* Article titles in AMA citation format should be in sentence-case
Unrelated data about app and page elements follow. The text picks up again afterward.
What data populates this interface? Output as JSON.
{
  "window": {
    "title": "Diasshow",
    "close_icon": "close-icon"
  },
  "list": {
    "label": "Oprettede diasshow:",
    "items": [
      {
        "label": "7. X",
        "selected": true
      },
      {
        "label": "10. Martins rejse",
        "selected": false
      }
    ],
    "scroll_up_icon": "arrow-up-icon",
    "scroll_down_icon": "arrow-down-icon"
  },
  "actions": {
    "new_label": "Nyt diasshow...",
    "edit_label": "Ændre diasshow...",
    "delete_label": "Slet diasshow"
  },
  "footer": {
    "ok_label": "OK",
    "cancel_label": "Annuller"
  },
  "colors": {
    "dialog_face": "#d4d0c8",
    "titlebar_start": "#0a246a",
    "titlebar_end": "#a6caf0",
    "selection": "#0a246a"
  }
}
TY - JOUR T1 - Adenosine A2A receptor signaling affects IL-21/IL-22 cytokines and GATA3/T-bet transcription factor expression in CD4+ T cells from a BTBR T+ Itpr3tf/J mouse model of autism. AU - Ahmad,Sheikh F, AU - Ansari,Mushtaq A, AU - Nadeem,Ahmed, AU - Bakheet,Saleh A, AU - Almutairi,Mashal M, AU - Attia,Sabry M, Y1 - 2017/08/09/ PY - 2017/06/08/received PY - 2017/07/22/revised PY - 2017/08/09/accepted PY - 2017/8/16/pubmed PY - 2017/9/28/medline PY - 2017/8/16/entrez KW - Adenosine A2A receptor (A2AR) KW - Autism KW - BTBR T(+) Itpr3tf/J (BTBR) KW - Brain KW - C57BL/6 (B6) KW - CD152 (CTLA-4) KW - Cytokines KW - Spleen SP - 59 EP - 67 JF - Journal of neuroimmunology JO - J. Neuroimmunol. VL - 311 N2 - Autism is a complex heterogeneous neurodevelopmental disorder; previous studies have identified altered immune responses among individuals diagnosed with autism. An imbalance in the production of pro- and anti-inflammatory cytokines and transcription factors plays a role in neurodevelopmental behavioral and autism disorders. BTBR T+ Itpr3tf/J (BTBR) mice are used as a model for autism, as they exhibit social deficits, communication deficits, and repetitive behaviors compared with C57BL/6J (B6) mice. The adenosine A2A receptor (A2AR) appears to be a potential target for the improvement of behavioral, inflammatory, immune, and neurological disorders. We investigated the effects of the A2AR antagonist SCH 5826 (SCH) and agonist CGS 21680 (CGS) on IL-21, IL-22, T-bet, T-box transcription factor (T-bet), GATA3 (GATA Binding Protein 3), and CD152 (CTLA-4) expression in BTBR mice. Our results showed that BTBR mice treated with SCH had increased CD4+IL-21+, CD4+IL-22+, CD4+GATA3+, and CD4+T-bet+ and decreased CD4+CTLA-4+ expression in spleen cells compared with BTBR control mice. Moreover, CGS efficiently decreased CD4+IL-21+, CD4+IL-22+, CD4+GATA3+, and CD4+T-bet+ and increased CD4+CTLA-4 production in spleen cells compared with SCH-treated and BTBR control mice. Additionally, SCH treatment significantly increased the mRNA and protein expression levels of IL-21, IL-22, GATA3, and T-bet in brain tissue compared with CGS-treated and BTBR control mice. The augmented levels of IL-21/IL-22 and GATA3/T-bet could be due to altered A2AR signaling. Our results indicate that A2AR agonists may represent a new class of compounds that can be developed for use in the treatment of autistic and neuroimmune dysfunctions. SN - 1872-8421 UR - https://www.unboundmedicine.com/medline/citation/28807491/Adenosine_A2A_receptor_signaling_affects_IL_21/IL_22_cytokines_and_GATA3/T_bet_transcription_factor_expression_in_CD4+_T_cells_from_a_BTBR_T+_Itpr3tf/J_mouse_model_of_autism_ L2 - https://linkinghub.elsevier.com/retrieve/pii/S0165-5728(17)30253-9 DB - PRIME DP - Unbound Medicine ER -